It’s worth noting that Google sees these terms as synonyms. This is why a well-established organization such as NAIS can display on the first or second page of search results for “private schools.” Schools in small markets without a lot of competition could enjoy the same benefit, but large-market schools will need to use “private school” in order to appear in results for associated searches.
Googlers want the best.
When someone new to the windy city wants pizza, they’re likely to conduct a search for the “best pizza in Chicago,” because who wants average pizza? We can see from the “best schools” and “best high schools” results that the same search practices can apply to schools, but does that mean your school should optimize for being the “best?”
My nose would grow if I claimed to have never used “best” in a school’s browser title tag, but from a marketing standpoint, I have more reservation about this term than I do “private school.” Being labeled the “best” isn’t a self proclamation; there needs to be justification. A title tag that reads “Voted Best Private School in Chicago” is more intriguing and influential than “Best Private School in Chicago.”
There are other ways to optimize for the term “best” without making unsubstantiated claims. Consider writing a page header such as “It’s Our Goal at Blackbaud Academy to be the Best Private School in Chicago.” Fill the rest of the page in with examples of how the school strives to provide the “best” educational experience possible, and the page will be well on the way to earning search referrals.
It’s good to be a Montessori school.
Of the top 25 private-school searches, the term “Montessori” accounts for approximately 273,600 searches. Powerful findings. To put that in context, “private” only appears in 33,500 of these searches. What’s more, a Google search for “Montessori schools” returns 282,000 results, whereas a search for “private schools” finds 11,800,000 listings. This means there will be far less organic search competition for “Montessori” at the local level.
Don’t ignore the employment page.
It’s not surprising to find “private school jobs” and “independent school jobs” appearing in the top 25 school searches. If you check your school’s website analytics for the last year, you’ll likely find the employment page in the top five for page visits.
It’s worth the effort to optimize the employment page for both “private school” and “independent school” if it can be written seamlessly, as well as the school’s location and employment-related buzzwords such as “jobs” and “careers.”

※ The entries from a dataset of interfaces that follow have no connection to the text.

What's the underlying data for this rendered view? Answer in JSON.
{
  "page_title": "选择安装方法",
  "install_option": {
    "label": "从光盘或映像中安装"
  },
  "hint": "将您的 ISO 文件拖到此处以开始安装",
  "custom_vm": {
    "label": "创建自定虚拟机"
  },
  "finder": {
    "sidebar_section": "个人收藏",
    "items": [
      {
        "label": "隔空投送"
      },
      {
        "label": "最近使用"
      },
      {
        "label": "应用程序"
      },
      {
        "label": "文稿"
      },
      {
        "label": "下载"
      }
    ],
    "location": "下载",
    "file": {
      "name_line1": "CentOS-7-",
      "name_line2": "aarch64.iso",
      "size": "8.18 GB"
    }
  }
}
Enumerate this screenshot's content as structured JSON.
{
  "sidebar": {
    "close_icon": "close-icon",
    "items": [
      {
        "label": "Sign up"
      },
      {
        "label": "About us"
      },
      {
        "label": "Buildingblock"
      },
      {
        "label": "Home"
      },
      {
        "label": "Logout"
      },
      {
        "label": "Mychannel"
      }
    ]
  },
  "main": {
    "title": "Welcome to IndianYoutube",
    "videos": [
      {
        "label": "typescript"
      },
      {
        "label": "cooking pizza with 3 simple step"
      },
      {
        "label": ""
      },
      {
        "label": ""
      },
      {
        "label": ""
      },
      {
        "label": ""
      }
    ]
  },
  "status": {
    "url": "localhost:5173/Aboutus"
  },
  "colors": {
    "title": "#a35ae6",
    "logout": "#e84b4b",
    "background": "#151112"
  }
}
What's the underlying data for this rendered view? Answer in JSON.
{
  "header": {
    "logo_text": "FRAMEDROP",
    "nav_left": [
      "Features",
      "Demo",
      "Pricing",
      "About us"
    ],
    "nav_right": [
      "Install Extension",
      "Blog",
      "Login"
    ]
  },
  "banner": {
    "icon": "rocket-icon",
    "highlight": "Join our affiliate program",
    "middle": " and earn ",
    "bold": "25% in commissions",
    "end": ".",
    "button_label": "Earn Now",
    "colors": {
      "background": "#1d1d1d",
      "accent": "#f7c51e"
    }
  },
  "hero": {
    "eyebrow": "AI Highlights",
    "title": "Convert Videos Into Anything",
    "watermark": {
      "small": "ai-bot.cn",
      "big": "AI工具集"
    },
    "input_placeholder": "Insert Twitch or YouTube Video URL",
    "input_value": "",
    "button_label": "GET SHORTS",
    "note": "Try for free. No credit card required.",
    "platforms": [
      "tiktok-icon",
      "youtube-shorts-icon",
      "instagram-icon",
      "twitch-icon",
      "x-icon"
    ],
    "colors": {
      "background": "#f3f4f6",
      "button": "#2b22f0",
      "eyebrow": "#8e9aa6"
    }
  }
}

Increasing traffic to the employment page can draw-in new visitors who are likely to spend time on the site getting to know the school. On a holistic scale this can improve the site’s metrics for pages visited and total time on site, key metrics tracked by Google, which in turn could ultimately help the home page perform better in admissions-related searches. When it comes to SEO, the website’s knee bone is always connected to the hip bone.
To learn more about keyword optimization, please ask your account manager about our SEO training and optimization services.